It's clear then, that smoking speeds up the ageing process so seriously, don’t smoke and if you do, talk to your GP or pharmacist about help to give up.Take Steps to Reduce Stress
Like smoking, stress takes its toll on the body as well as our emotional wellbeing and the appearance of our skin. When we’re stressed, we release the stress hormone, cortisol. Research suggests that stress and cortisol weakens our natural ability to heal and repair on a cellular level, which in turn speeds up the ageing process.
Destressing can be a case of switching off for a weekend, doing the things we enjoy and seeing the people we love. But it can also require much more than that. Mindfulness and regular yoga sessions can help, but if you’re under a lot of constant stress, speak to your GP about treatment options. These can include talking therapies such as cognitive behavioural therapy, or CBT.Increase your Exercise Levels
Does exercise boost collagen levels? Not directly, but regular, moderate exercise can help to manage stress levels and keep the body healthy. Both of which will help to support healthy skin and collagen production.
The Right Skincare for Collagen Production
There are skincare treatments, such as alpha hydroxy acid (AHA) skin peels that can help to increase skin cell turnover and collagen production. These are best carried out in a skin salon by a professional who’s trained and experienced in the art of using skin peels.
You can also support healthy skin by using skincare products designed for skin that’s ageing, stressed out, oily or simply contrary. The Sönd skincare range has been developed with exactly that in mind, and will support, hydrate and nourish your skin from deep within the lower layers.
Healthy skin is happy skin and happy skin is more likely to produce more collagen. So give your skin a treat with Sönd!

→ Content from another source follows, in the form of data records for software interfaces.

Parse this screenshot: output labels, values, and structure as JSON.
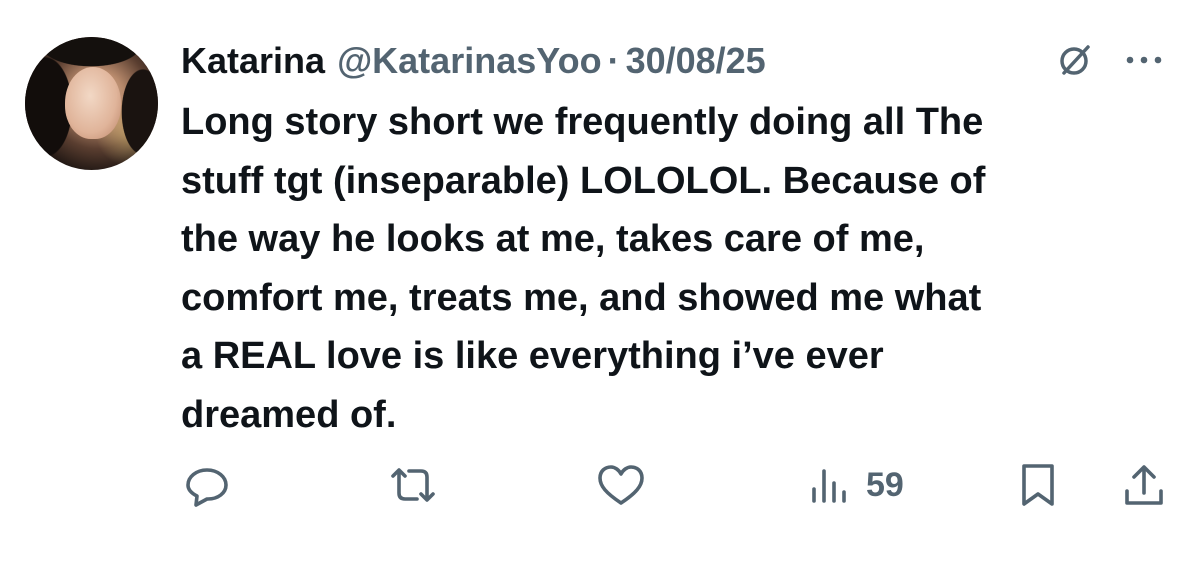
{
  "author": {
    "display_name": "Katarina",
    "handle": "@KatarinasYoo",
    "separator": "·",
    "date": "30/08/25"
  },
  "tweet": {
    "text": "Long story short we frequently doing all The\nstuff tgt (inseparable) LOLOLOL. Because of\nthe way he looks at me, takes care of me,\ncomfort me, treats me, and showed me what\na REAL love is like everything i’ve ever\ndreamed of."
  },
  "metrics": {
    "views": "59"
  },
  "icons": {
    "header": [
      "grok-icon",
      "more-icon"
    ],
    "actions": [
      "reply-icon",
      "retweet-icon",
      "like-icon",
      "views-icon",
      "bookmark-icon",
      "share-icon"
    ]
  },
  "colors": {
    "text": "#0f1419",
    "secondary": "#536471",
    "background": "#ffffff"
  }
}
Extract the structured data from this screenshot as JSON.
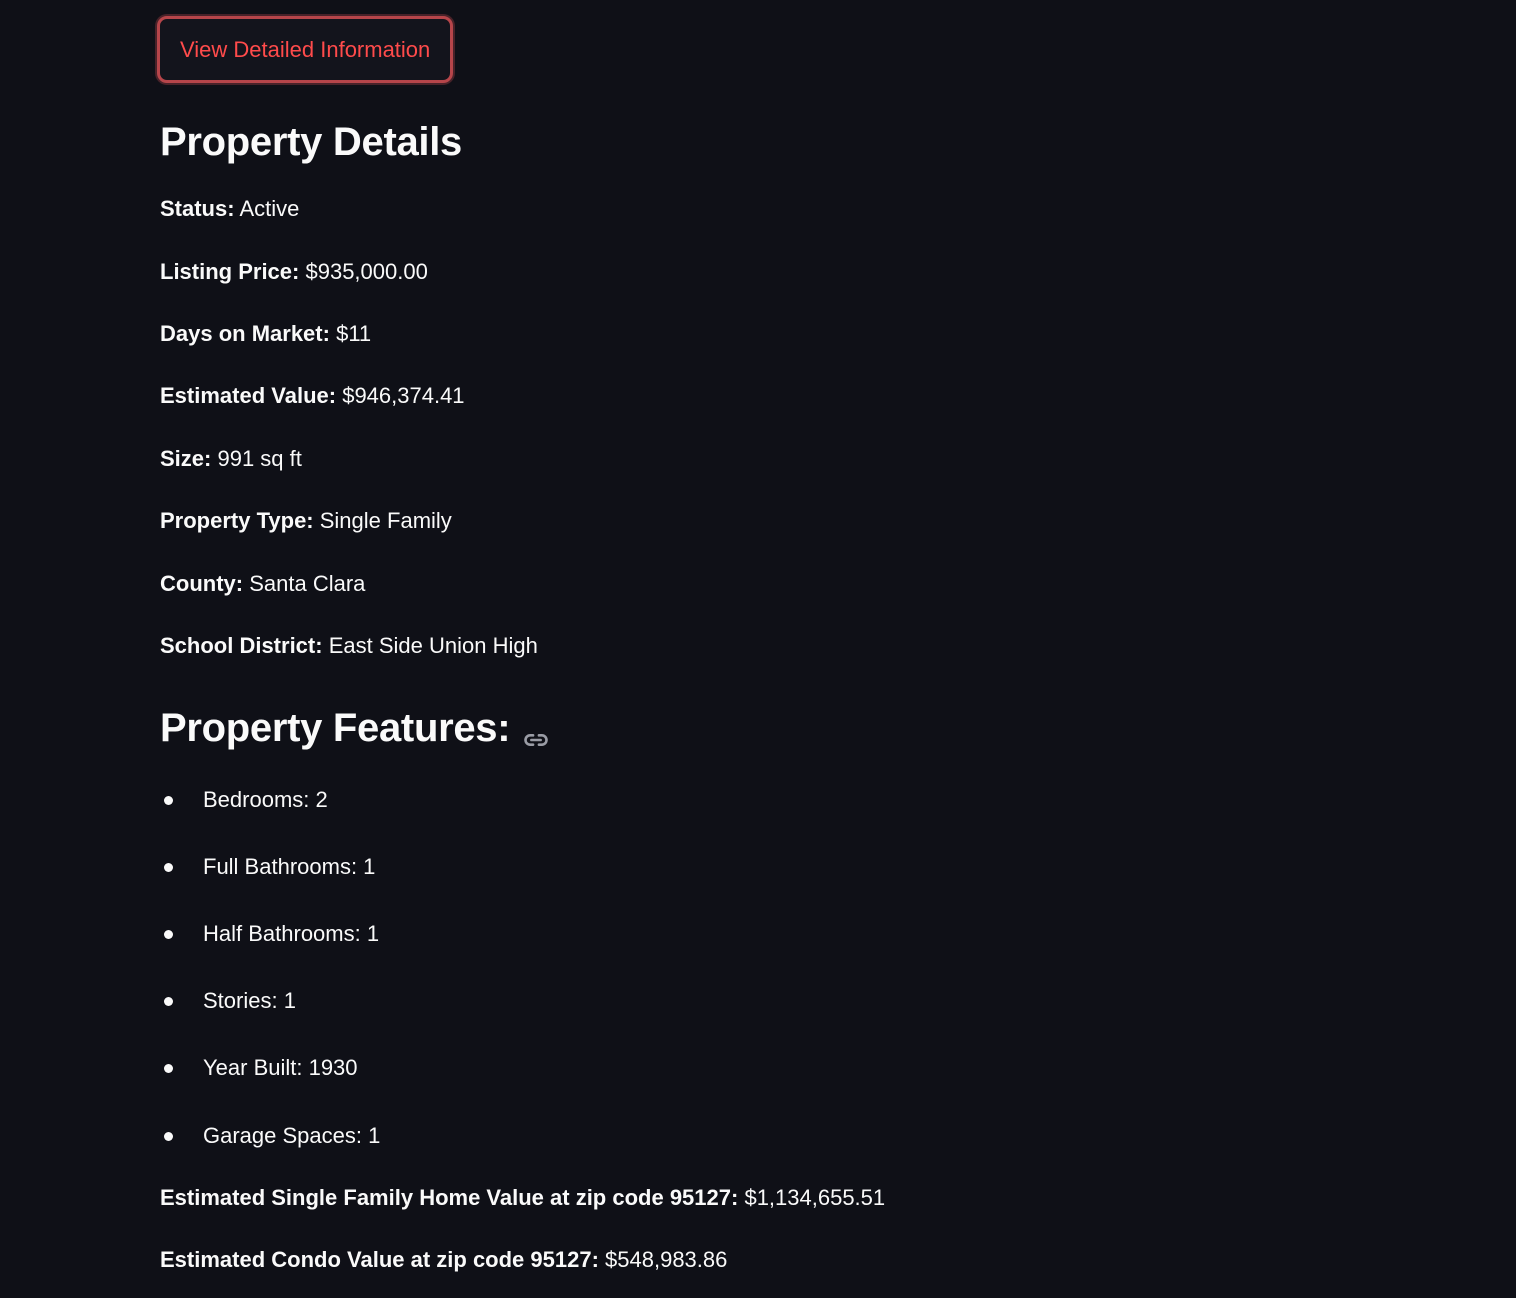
{
  "button": {
    "label": "View Detailed Information"
  },
  "details": {
    "heading": "Property Details",
    "rows": [
      {
        "key": "Status:",
        "value": "Active"
      },
      {
        "key": "Listing Price:",
        "value": "$935,000.00"
      },
      {
        "key": "Days on Market:",
        "value": "$11"
      },
      {
        "key": "Estimated Value:",
        "value": "$946,374.41"
      },
      {
        "key": "Size:",
        "value": "991 sq ft"
      },
      {
        "key": "Property Type:",
        "value": "Single Family"
      },
      {
        "key": "County:",
        "value": "Santa Clara"
      },
      {
        "key": "School District:",
        "value": "East Side Union High"
      }
    ]
  },
  "features": {
    "heading": "Property Features:",
    "icon": "link-icon",
    "items": [
      "Bedrooms: 2",
      "Full Bathrooms: 1",
      "Half Bathrooms: 1",
      "Stories: 1",
      "Year Built: 1930",
      "Garage Spaces: 1"
    ]
  },
  "estimates": [
    {
      "key": "Estimated Single Family Home Value at zip code 95127:",
      "value": "$1,134,655.51"
    },
    {
      "key": "Estimated Condo Value at zip code 95127:",
      "value": "$548,983.86"
    }
  ]
}
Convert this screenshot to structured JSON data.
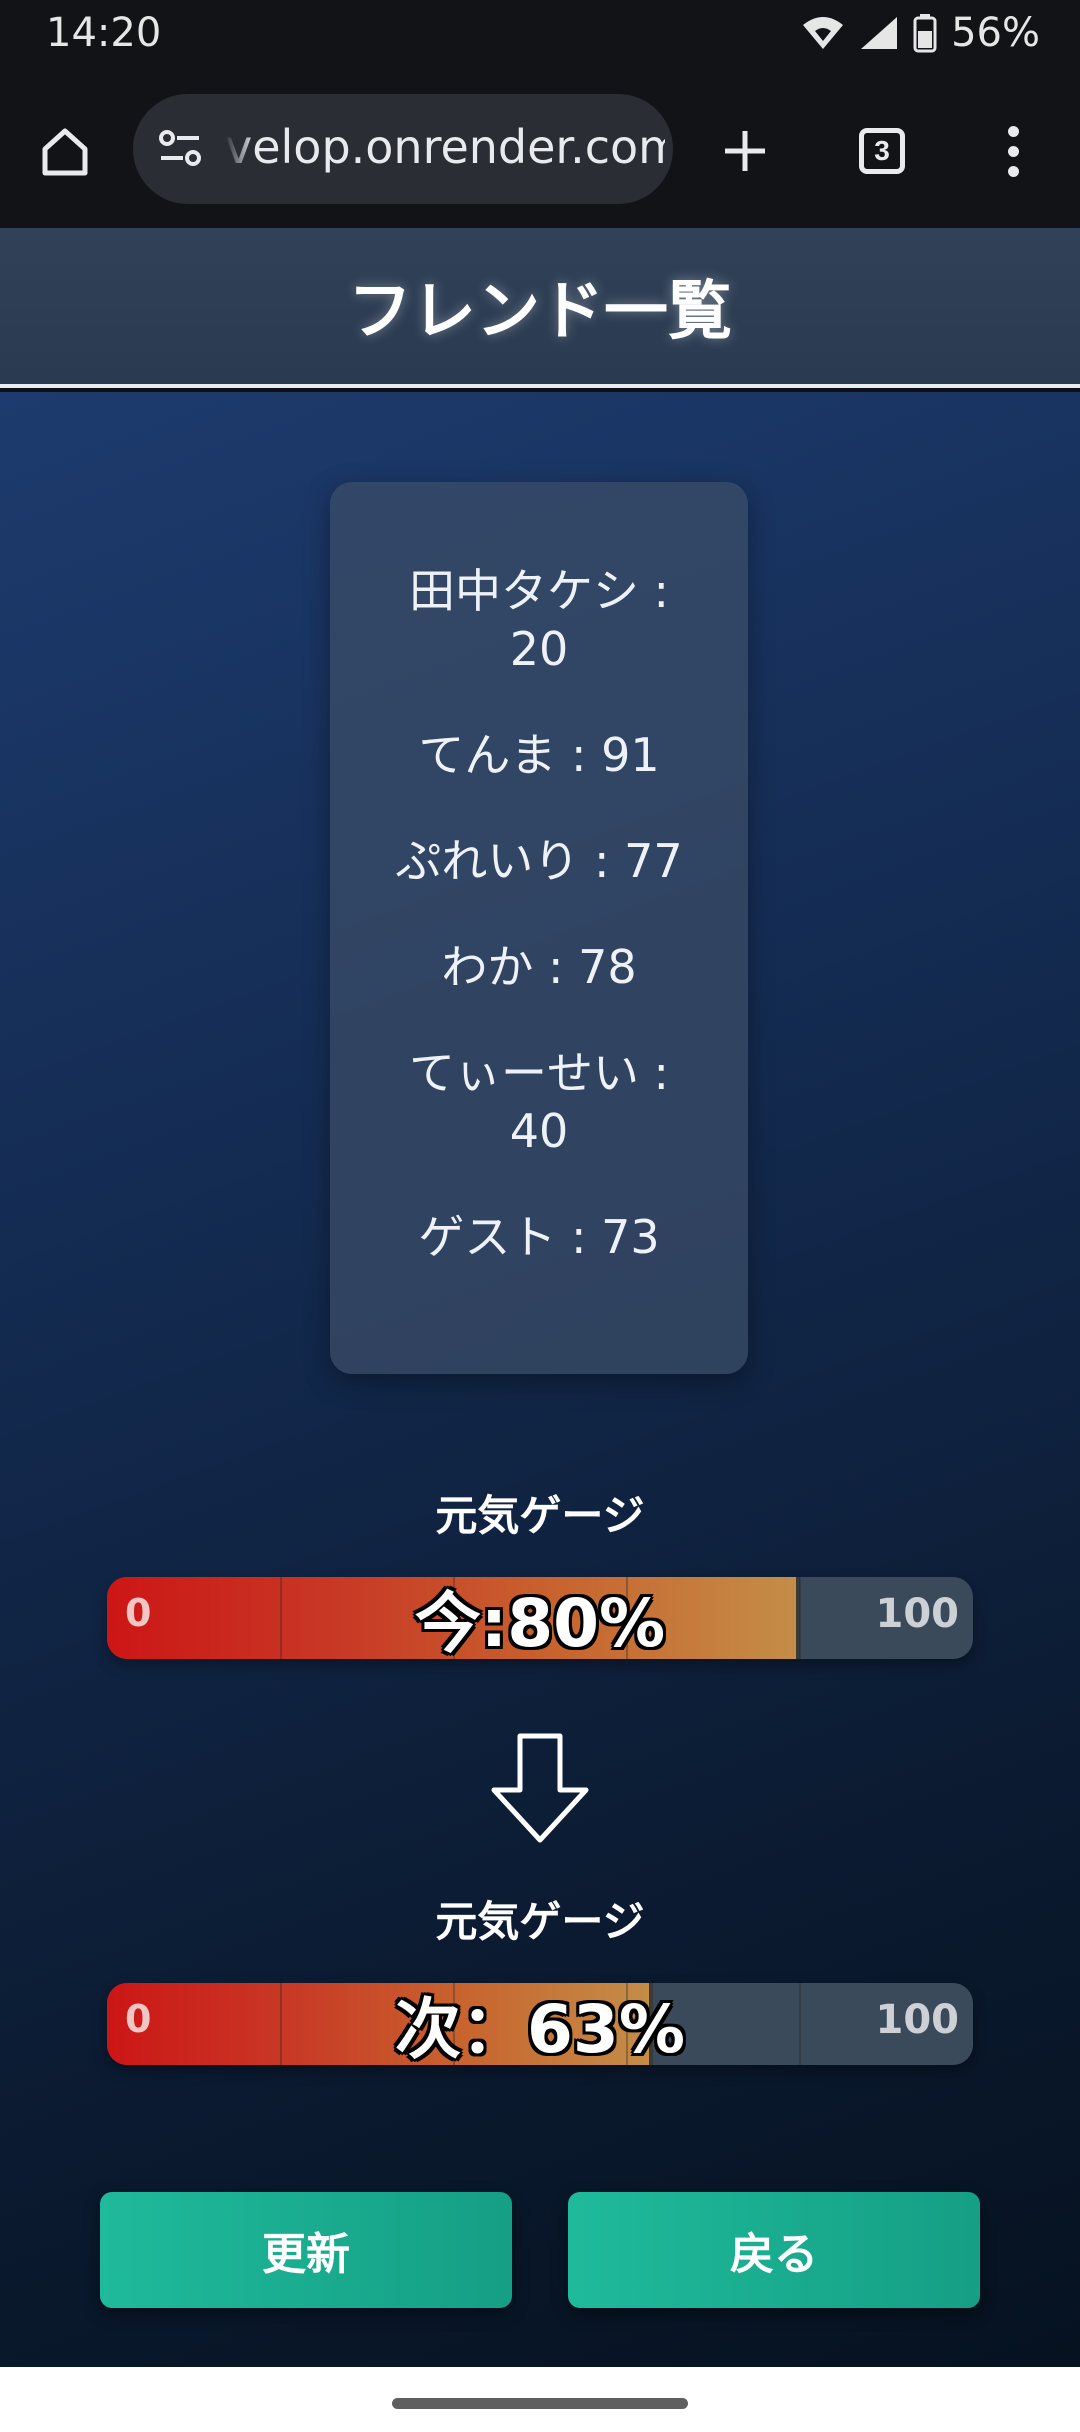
{
  "status_bar": {
    "time": "14:20",
    "battery": "56%"
  },
  "browser": {
    "url": "velop.onrender.com",
    "tab_count": "3"
  },
  "page": {
    "title": "フレンド一覧"
  },
  "friends": [
    {
      "text": "田中タケシ : 20"
    },
    {
      "text": "てんま : 91"
    },
    {
      "text": "ぷれいり : 77"
    },
    {
      "text": "わか : 78"
    },
    {
      "text": "てぃーせい : 40"
    },
    {
      "text": "ゲスト : 73"
    }
  ],
  "gauge_current": {
    "label": "元気ゲージ",
    "min": "0",
    "max": "100",
    "text": "今:80%",
    "level": 0.8
  },
  "gauge_next": {
    "label": "元気ゲージ",
    "min": "0",
    "max": "100",
    "text": "次：63%",
    "level": 0.63
  },
  "buttons": {
    "refresh": "更新",
    "back": "戻る"
  },
  "colors": {
    "accent": "#1cb394",
    "gauge_low": "#cc1616",
    "gauge_high": "#c48d48"
  }
}
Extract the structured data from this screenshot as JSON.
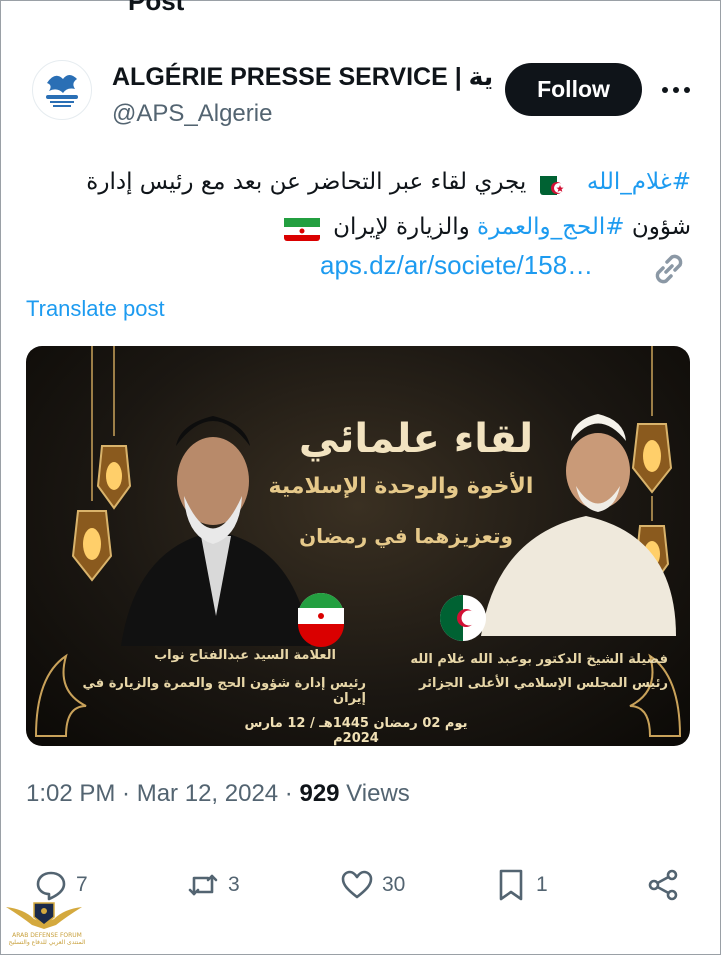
{
  "header": {
    "top_cut_text": "Post",
    "display_name": "ALGÉRIE PRESSE SERVICE | ية",
    "handle": "@APS_Algerie",
    "follow_label": "Follow",
    "more_label": "•••"
  },
  "tweet": {
    "hashtag1": "#غلام_الله",
    "text1": " يجري لقاء عبر التحاضر عن بعد مع رئيس إدارة شؤون ",
    "hashtag2": "#الحج_والعمرة",
    "text2": " والزيارة لإيران ",
    "link": "aps.dz/ar/societe/158…",
    "translate": "Translate post"
  },
  "media": {
    "title": "لقاء علمائي",
    "subtitle1": "الأخوة والوحدة الإسلامية",
    "subtitle2": "وتعزيزهما في رمضان",
    "left_name": "العلامة السيد عبدالفتاح نواب",
    "left_role": "رئيس إدارة شؤون الحج والعمرة والزيارة في إيران",
    "right_name": "فضيلة الشيخ الدكتور بوعبد الله غلام الله",
    "right_role": "رئيس المجلس الإسلامي الأعلى الجزائر",
    "date": "يوم 02 رمضان 1445هـ / 12 مارس 2024م"
  },
  "meta": {
    "time": "1:02 PM",
    "sep1": " · ",
    "date": "Mar 12, 2024",
    "sep2": " · ",
    "views_count": "929",
    "views_label": " Views"
  },
  "actions": {
    "replies": "7",
    "reposts": "3",
    "likes": "30",
    "bookmarks": "1"
  },
  "watermark": {
    "line1": "ARAB DEFENSE FORUM",
    "line2": "المنتدى العربي للدفاع والتسليح"
  },
  "colors": {
    "accent": "#1d9bf0",
    "text": "#0f1419",
    "muted": "#536471",
    "follow_bg": "#0f1419"
  },
  "icons": [
    "aps-logo-icon",
    "more-icon",
    "algeria-flag-icon",
    "iran-flag-icon",
    "link-icon",
    "reply-icon",
    "repost-icon",
    "like-icon",
    "bookmark-icon",
    "share-icon"
  ]
}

This article is not meant to treat or diagnose. Please visit your doctor for advice about any health concerns you may have.